* [RECORDS FOR THE TASK]

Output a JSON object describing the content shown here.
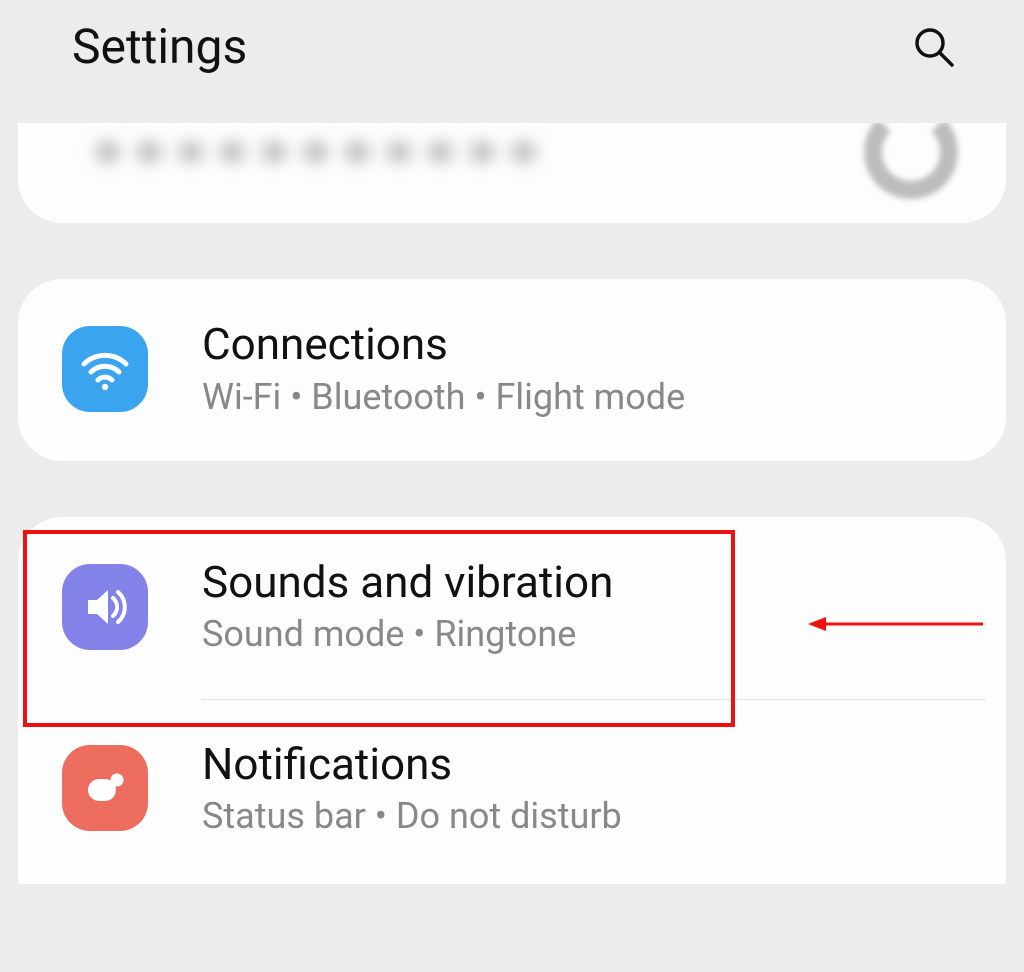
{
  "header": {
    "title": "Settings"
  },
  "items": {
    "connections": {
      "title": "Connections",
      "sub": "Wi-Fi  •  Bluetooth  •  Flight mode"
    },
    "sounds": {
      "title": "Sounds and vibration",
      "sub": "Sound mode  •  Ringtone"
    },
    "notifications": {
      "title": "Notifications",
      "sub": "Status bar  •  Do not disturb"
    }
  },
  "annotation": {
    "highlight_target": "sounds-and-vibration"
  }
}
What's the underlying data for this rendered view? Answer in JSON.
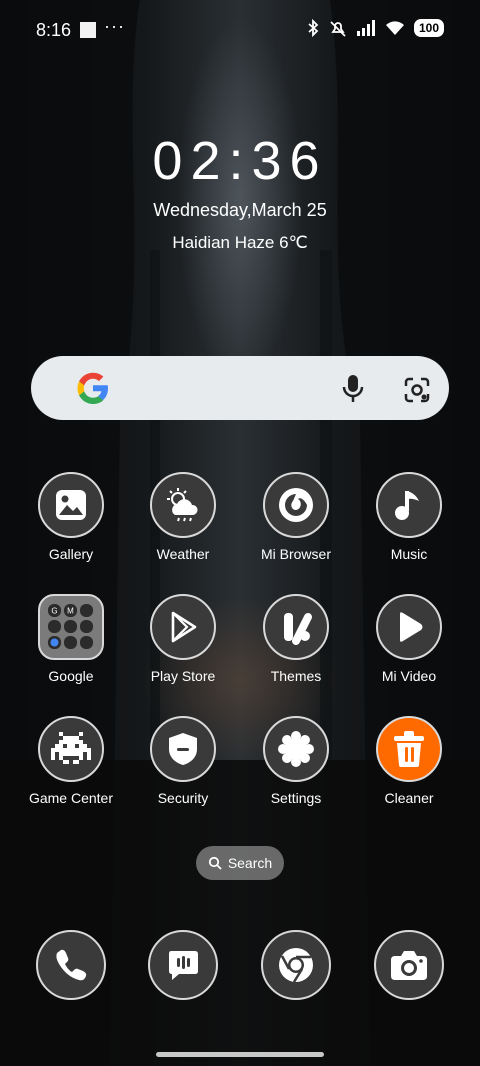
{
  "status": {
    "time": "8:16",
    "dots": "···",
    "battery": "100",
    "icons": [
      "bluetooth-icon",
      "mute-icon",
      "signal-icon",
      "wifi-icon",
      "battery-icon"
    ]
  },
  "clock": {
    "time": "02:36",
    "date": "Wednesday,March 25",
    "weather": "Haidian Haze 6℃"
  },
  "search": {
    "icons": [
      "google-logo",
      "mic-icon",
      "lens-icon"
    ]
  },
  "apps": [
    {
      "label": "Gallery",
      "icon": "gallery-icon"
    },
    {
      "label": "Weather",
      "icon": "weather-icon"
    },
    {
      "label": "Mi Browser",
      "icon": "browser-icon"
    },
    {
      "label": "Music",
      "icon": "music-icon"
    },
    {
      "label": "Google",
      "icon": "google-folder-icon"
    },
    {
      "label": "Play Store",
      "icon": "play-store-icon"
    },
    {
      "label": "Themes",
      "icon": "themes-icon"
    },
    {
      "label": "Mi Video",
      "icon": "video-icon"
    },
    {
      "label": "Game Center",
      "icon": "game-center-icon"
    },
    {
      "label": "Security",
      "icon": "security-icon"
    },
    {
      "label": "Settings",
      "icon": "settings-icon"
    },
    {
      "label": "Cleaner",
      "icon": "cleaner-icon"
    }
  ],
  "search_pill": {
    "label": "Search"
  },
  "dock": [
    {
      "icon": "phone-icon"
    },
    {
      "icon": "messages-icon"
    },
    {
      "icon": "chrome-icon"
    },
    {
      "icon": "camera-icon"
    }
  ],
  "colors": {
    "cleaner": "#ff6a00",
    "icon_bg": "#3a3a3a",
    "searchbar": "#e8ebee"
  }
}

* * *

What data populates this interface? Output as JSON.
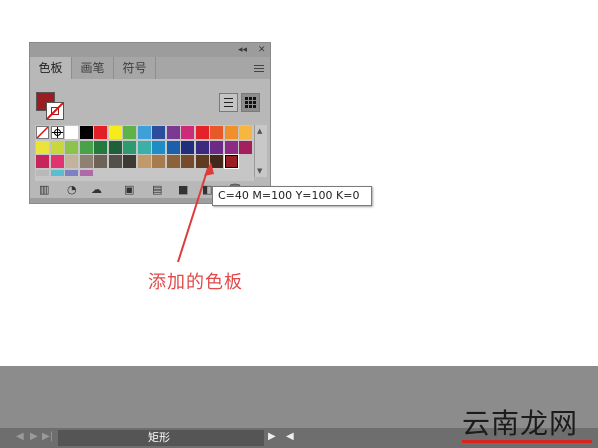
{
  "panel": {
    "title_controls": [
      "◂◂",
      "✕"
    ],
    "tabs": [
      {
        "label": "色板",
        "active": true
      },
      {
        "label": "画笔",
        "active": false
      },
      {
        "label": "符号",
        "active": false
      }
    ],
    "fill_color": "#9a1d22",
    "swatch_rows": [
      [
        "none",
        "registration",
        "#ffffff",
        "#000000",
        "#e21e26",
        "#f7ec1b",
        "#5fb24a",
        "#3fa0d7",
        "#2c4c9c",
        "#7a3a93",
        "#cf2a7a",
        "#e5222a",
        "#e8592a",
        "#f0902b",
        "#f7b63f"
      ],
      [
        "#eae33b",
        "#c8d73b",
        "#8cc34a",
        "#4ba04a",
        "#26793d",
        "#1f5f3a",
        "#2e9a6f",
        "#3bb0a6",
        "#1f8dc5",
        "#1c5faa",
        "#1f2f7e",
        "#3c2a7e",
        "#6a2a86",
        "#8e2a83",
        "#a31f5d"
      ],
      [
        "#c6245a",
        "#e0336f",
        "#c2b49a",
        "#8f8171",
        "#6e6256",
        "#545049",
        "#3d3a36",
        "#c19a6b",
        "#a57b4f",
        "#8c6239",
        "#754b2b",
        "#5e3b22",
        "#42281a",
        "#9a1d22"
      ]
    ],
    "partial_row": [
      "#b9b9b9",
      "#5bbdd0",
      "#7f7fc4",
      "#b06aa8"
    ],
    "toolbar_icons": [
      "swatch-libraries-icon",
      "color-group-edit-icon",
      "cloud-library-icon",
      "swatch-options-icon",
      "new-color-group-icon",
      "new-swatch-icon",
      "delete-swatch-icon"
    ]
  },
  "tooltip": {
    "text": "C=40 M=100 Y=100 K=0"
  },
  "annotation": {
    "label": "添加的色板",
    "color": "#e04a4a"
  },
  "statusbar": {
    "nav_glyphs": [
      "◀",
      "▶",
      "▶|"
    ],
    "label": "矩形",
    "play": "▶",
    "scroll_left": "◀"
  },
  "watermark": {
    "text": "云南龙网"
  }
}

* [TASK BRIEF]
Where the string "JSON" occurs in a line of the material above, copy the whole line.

* [ANSWER TO THIS EXERCISE]
Output a JSON object describing the content shown here.
What's the underlying data for this rendered view? Answer in JSON.
What data populates this interface? Output as JSON.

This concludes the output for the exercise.